Does the Minister accept that there is an accumulating body of evidence that ripping off customers by unscrupulous car dealers is becoming far too widespread and, in some cases, dangerous to the customers? Will he therefore consider making certain that no vehicle registration document is issued from Swansea for any vehicle that has been written off, or, if he cannot go that far, will he at least make sure that it is printed on every document that the car has been written off, so that the customer might have some redress through fair trading legislation?

Mr. Spicer

We are aware that there is considerable public concern about this matter. The working party should report within the next two or three months. It has been set up with a view to seeing whether we can get more rigid guidelines for what constitutes a write off and what can be done to make severe accident history more readily available to the public, and, as the hon. Gentleman asks, we seek to ensure that potentially hazardous vehicles are kept off the road.

Mr. Heddle

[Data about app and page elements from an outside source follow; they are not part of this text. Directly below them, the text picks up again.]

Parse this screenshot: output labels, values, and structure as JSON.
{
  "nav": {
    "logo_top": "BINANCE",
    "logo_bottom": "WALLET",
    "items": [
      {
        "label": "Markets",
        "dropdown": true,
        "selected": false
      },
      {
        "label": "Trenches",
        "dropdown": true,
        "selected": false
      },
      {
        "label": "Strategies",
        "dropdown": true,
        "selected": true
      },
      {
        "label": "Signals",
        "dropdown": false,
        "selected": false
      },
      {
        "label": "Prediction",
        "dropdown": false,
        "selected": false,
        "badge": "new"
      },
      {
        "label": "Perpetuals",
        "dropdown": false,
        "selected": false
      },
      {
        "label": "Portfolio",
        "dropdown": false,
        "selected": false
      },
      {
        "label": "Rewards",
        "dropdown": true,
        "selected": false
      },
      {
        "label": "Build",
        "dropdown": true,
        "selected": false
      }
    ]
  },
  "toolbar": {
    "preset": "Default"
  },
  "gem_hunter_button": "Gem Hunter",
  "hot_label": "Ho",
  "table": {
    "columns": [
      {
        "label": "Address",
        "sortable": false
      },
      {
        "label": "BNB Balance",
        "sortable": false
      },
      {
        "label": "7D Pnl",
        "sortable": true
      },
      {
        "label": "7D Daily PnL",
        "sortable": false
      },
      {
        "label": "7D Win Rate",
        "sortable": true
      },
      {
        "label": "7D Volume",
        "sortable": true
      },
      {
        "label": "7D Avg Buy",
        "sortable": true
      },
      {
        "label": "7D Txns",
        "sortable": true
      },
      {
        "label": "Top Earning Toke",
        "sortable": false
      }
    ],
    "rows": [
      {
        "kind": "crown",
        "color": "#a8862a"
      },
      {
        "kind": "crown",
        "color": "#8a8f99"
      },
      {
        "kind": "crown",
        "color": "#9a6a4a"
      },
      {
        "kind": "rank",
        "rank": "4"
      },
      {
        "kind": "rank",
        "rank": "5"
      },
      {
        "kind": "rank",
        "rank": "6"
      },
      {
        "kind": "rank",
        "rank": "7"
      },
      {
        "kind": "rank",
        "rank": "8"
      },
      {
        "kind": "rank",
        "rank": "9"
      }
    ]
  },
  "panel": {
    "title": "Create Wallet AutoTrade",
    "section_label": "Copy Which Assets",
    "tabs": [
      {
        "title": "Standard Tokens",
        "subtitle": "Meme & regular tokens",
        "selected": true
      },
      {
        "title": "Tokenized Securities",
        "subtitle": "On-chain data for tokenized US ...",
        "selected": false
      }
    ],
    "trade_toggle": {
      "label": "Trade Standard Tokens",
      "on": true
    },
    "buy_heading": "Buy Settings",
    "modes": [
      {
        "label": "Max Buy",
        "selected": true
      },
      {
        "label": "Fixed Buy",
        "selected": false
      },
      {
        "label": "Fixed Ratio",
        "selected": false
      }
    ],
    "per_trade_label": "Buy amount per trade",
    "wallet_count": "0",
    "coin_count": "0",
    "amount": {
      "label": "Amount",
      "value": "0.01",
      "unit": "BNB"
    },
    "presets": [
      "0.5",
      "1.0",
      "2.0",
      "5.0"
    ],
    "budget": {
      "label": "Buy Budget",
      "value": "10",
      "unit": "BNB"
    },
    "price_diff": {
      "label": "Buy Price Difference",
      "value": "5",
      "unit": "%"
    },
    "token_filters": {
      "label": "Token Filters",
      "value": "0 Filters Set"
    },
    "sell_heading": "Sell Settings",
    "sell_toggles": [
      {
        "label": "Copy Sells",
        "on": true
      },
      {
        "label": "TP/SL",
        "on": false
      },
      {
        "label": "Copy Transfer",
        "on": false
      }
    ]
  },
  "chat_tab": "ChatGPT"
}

Does my hon. Friend accept that probably the poorer members of the community are forced to buy those potential death traps because they are the cheaper cars on the forecourt of the second-hand car lot? Perhaps those people would not go to the Automobile Association for an independent structural survey beforehand. At the moment, the power of monitoring is vested in the county trading officers, who can see the cars only after they have been bought. Will my hon. Friend consider giving the police power, where there is a suspicion that such death traps are on second-hand car lot forecourts, to enter those forecourts to examine the cars before they are sold?

Mr. Spicer

The police already have powers to investigate accidents when write offs occur, so police powers already exist. The question is whether one should have more rigid guidelines on what constitutes a write off. That is the real problem.